Turkey: Media Ban On Corruption Case ‘Protects Thieves’
The leader of the Turkish opposition has claimed that the media ban on a major corruption investigation serves only to protect thieves.
The Turkish media regulator on Wednesday issued a country-wide ban on the coverage of a parliamentary commission probing corruption allegations against four ex-ministers.
But Kemal Kilicdaroglu, who heads the Republican People’s Party, told a party meeting in Istanbul, "Since when has parliament taken the role of protecting thieves." He also publicly accused parliament speaker Cemil Cicek of seeking the ban, an allegation Cicek denies.
Muammer Guler, Erdogan Bayraktar, and Zafer Caglayan - Turkey’s interior, environment, and economy ministers respectively - stepped down last year after their sons were charged for bribery in December 2013. The bribes were allegedly linked to illegal construction permits in Istanbul and the smuggling of gold into Iran, in contravention of US sanctions.
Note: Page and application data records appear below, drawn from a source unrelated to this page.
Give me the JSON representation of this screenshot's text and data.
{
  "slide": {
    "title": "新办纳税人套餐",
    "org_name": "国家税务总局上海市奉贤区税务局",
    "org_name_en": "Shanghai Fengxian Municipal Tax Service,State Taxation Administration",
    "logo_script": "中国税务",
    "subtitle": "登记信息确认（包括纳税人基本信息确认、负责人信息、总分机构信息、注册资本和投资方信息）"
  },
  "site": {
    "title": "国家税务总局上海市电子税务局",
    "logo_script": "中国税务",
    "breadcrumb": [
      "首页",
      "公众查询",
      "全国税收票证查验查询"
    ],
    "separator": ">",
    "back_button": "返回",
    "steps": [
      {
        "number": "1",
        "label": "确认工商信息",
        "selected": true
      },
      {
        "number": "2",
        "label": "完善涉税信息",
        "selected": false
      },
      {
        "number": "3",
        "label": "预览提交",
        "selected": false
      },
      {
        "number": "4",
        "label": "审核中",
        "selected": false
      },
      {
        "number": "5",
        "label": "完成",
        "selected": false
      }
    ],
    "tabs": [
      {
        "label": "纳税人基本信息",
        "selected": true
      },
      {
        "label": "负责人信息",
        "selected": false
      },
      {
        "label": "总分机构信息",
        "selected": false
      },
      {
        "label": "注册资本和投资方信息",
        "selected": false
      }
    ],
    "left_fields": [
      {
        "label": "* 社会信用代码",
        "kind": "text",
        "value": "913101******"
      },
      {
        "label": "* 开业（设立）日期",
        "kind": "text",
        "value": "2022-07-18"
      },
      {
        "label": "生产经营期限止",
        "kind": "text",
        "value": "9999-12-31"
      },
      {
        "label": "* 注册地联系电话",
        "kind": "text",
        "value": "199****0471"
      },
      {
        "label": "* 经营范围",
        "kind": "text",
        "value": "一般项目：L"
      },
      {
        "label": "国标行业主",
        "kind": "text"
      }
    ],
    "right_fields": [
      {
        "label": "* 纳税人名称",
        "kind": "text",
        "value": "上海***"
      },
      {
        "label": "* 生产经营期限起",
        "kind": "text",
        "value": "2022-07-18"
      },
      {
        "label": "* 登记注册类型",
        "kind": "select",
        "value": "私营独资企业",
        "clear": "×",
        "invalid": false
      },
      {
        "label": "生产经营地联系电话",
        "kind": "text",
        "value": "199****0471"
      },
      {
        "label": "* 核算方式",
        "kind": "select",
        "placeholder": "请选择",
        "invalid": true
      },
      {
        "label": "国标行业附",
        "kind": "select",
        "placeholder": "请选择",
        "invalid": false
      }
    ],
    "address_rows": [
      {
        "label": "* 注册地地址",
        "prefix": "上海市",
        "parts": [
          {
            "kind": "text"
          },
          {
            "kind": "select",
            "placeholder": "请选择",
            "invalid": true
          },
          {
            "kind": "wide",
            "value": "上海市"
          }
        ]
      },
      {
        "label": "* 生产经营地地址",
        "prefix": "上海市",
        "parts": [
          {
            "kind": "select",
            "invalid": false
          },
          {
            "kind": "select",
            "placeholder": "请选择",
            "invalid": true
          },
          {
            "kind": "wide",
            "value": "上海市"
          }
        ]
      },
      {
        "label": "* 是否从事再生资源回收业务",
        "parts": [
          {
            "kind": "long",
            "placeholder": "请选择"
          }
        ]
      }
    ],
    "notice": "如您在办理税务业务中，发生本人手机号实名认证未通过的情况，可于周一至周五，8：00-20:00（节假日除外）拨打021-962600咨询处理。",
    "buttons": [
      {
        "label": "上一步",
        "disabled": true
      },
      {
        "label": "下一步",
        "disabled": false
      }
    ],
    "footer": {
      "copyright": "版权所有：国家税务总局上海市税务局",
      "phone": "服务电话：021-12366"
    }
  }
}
The EU affairs minister Egment Bagis was also removed from office due to his suspected involvement, reports Reuters.
According to Deutsche Welle, the Supreme Board of Radio and Television in Turkey has told media no reports are to broadcast on the progress of the investigation until it is finished on December 27 and that penalties will be imposed on those who disobey.
They justify the ban by claiming that media reports had thus far “violated the confidentiality of the investigation and the principle of presumption of innocence.”
Several newspapers, including left-leaning Cumhuriyet, vowed to defy the order.